Day 105, Chapter 105
(District Attorney) Leonard Parisi looked particularly ragged the next morning when Yuki and I came to his office requesting a search warrant. Parisi, known as “Red Dog” for his dark-red hair and his tenacity, pawed through the pictures of approximately four million dollars’ worth of stolen jewelry and a copy of the letter from Hello Kitty.
(He “pawed through the pictures,” get it? ‘Cause he’s a dog!) Really? We’re still on this Hello Kitty thing? I’ve got news for you guys, you just accidentally sent the frickin’ jewel thief off to start a new life on the tax payer’s dime – it’s time to move on. But hey, Yuki’s back!
Parisi’s pissed because the video surveillance at the Hall of Justice failed to pick up a decent shot of Hello Kitty when she dropped off the case filled with stolen jewels the other day. No prints on anything, all the stolen goods are accounted for, no real lead on anything other than the fact that Hello Kitty said she didn’t kill Casey Dowling.
Like the rest of us, Parisi had taken vast quantities of crap for his department’s low conviction record in the face of San Francisco’s rising crime rate. That would be our fault – the police, who didn’t bring the district attorney’s office enough evidence for them to build airtight cases.
Was that just an admission of ineptitude on the part of the police department? Even the characters in this book know that they suck at their jobs. That’s bad.
I feel kinda bad for Red Dog, taking those “vast quantities of crap…in the face.” Seems excessive, no?
It seems that the warrant Yuki and Lindsay are seeking is for Marcus Dowling’s house – even though they admittedly have no evidence that he has done anything wrong. Well, they think that since Casey had a large inheritance, that’s motive enough for the movie star to kill her off. That and his story has been a little inconsistent throughout, but hey, that’s not a crime, right JPatt?
“His hair was wet when we interviewed him right after the shooting.”
Seriously? You’re going with that? Do you have proof that his hair was wet? Even if you do, what does that prove, exactly? I’m going to light this book on fire if they convict Marcus Dowling because his hair was wet. Help me out here, Red Dog.
“A shower is not probable cause.
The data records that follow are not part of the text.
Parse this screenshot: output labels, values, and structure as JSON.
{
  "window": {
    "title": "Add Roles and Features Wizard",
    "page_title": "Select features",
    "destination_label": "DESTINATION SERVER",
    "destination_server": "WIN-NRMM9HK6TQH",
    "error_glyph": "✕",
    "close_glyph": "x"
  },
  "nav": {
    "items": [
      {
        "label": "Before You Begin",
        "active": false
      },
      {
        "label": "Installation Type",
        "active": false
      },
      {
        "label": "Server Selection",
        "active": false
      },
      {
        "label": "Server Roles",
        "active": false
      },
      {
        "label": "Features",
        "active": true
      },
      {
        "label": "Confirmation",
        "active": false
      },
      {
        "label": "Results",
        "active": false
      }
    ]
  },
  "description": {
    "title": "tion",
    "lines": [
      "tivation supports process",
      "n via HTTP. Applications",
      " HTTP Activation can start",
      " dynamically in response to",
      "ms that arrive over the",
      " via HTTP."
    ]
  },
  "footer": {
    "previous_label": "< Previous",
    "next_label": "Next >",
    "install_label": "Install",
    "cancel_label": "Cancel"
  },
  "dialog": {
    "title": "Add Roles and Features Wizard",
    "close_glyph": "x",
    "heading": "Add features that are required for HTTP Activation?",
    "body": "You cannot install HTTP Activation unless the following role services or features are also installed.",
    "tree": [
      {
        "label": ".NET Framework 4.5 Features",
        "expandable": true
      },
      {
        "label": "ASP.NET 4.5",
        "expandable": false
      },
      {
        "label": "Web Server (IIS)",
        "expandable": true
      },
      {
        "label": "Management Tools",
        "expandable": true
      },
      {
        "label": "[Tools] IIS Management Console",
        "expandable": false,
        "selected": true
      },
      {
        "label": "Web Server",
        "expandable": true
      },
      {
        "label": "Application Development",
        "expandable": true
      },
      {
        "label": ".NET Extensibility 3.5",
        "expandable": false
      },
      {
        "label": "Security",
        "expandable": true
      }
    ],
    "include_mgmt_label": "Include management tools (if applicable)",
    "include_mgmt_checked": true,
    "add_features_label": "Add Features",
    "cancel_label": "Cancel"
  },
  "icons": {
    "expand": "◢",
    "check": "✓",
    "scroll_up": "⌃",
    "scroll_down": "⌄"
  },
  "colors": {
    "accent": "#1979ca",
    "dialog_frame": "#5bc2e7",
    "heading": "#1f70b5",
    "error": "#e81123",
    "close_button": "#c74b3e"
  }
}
Before you search the screen legend’s house and the news media gets hold of it and that gets us sued for defamation, you’d better have something stronger than the burglar says she didn’t do it and Dowling took a shower.”
Finally a reasonable, relatively sane character. “A shower is not probable cause” just might be the best line in this whole vast crap in the face of a book.
Go to Day 106